**Work instruction:**
Could you set down every entry exactly as it appears?

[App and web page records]
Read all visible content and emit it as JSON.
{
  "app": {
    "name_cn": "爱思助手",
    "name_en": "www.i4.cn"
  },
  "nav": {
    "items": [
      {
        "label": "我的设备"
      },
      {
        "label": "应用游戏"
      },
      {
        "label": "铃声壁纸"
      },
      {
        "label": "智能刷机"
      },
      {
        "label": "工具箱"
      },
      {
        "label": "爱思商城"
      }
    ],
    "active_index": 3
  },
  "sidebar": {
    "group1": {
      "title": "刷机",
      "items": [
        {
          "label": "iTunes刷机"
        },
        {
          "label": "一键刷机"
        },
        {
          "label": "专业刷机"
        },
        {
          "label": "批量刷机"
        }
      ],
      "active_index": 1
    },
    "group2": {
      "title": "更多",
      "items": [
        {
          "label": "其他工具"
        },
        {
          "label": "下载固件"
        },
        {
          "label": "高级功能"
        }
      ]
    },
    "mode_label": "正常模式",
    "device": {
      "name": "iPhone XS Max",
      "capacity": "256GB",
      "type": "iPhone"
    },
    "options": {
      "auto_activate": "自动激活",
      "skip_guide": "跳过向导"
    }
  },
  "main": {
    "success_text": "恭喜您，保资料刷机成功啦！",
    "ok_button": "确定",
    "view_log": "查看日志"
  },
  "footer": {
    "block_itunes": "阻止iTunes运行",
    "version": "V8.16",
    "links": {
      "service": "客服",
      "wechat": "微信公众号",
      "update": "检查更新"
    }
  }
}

**Answer to this task:**
Read all visible content and emit it as JSON.
{
  "app": {
    "name_cn": "爱思助手",
    "name_en": "www.i4.cn"
  },
  "nav": {
    "items": [
      {
        "label": "我的设备"
      },
      {
        "label": "应用游戏"
      },
      {
        "label": "铃声壁纸"
      },
      {
        "label": "智能刷机"
      },
      {
        "label": "工具箱"
      },
      {
        "label": "爱思商城"
      }
    ],
    "active_index": 3
  },
  "sidebar": {
    "group1": {
      "title": "刷机",
      "items": [
        {
          "label": "iTunes刷机"
        },
        {
          "label": "一键刷机"
        },
        {
          "label": "专业刷机"
        },
        {
          "label": "批量刷机"
        }
      ],
      "active_index": 1
    },
    "group2": {
      "title": "更多",
      "items": [
        {
          "label": "其他工具"
        },
        {
          "label": "下载固件"
        },
        {
          "label": "高级功能"
        }
      ]
    },
    "mode_label": "正常模式",
    "device": {
      "name": "iPhone XS Max",
      "capacity": "256GB",
      "type": "iPhone"
    },
    "options": {
      "auto_activate": "自动激活",
      "skip_guide": "跳过向导"
    }
  },
  "main": {
    "success_text": "恭喜您，保资料刷机成功啦！",
    "ok_button": "确定",
    "view_log": "查看日志"
  },
  "footer": {
    "block_itunes": "阻止iTunes运行",
    "version": "V8.16",
    "links": {
      "service": "客服",
      "wechat": "微信公众号",
      "update": "检查更新"
    }
  }
}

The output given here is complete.